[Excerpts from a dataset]
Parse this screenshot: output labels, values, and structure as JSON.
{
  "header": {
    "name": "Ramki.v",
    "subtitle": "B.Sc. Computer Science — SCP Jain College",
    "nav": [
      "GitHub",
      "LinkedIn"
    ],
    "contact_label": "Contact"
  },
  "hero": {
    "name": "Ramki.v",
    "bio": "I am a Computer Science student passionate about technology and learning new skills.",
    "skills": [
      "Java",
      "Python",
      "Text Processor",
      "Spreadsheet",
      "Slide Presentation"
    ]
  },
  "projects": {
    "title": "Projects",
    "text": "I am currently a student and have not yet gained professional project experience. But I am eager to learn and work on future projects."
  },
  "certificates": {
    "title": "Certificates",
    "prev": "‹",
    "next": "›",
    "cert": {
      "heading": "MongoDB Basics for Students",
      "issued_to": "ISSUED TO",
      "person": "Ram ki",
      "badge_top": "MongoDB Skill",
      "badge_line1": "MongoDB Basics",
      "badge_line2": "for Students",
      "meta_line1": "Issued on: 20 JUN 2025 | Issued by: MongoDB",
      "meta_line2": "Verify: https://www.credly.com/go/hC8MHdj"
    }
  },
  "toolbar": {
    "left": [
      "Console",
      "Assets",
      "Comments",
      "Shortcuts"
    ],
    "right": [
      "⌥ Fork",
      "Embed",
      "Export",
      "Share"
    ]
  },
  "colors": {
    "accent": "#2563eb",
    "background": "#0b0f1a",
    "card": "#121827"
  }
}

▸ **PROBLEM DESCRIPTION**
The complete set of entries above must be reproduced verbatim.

▸ **TASK OUTPUT**
Parse this screenshot: output labels, values, and structure as JSON.
{
  "header": {
    "name": "Ramki.v",
    "subtitle": "B.Sc. Computer Science — SCP Jain College",
    "nav": [
      "GitHub",
      "LinkedIn"
    ],
    "contact_label": "Contact"
  },
  "hero": {
    "name": "Ramki.v",
    "bio": "I am a Computer Science student passionate about technology and learning new skills.",
    "skills": [
      "Java",
      "Python",
      "Text Processor",
      "Spreadsheet",
      "Slide Presentation"
    ]
  },
  "projects": {
    "title": "Projects",
    "text": "I am currently a student and have not yet gained professional project experience. But I am eager to learn and work on future projects."
  },
  "certificates": {
    "title": "Certificates",
    "prev": "‹",
    "next": "›",
    "cert": {
      "heading": "MongoDB Basics for Students",
      "issued_to": "ISSUED TO",
      "person": "Ram ki",
      "badge_top": "MongoDB Skill",
      "badge_line1": "MongoDB Basics",
      "badge_line2": "for Students",
      "meta_line1": "Issued on: 20 JUN 2025 | Issued by: MongoDB",
      "meta_line2": "Verify: https://www.credly.com/go/hC8MHdj"
    }
  },
  "toolbar": {
    "left": [
      "Console",
      "Assets",
      "Comments",
      "Shortcuts"
    ],
    "right": [
      "⌥ Fork",
      "Embed",
      "Export",
      "Share"
    ]
  },
  "colors": {
    "accent": "#2563eb",
    "background": "#0b0f1a",
    "card": "#121827"
  }
}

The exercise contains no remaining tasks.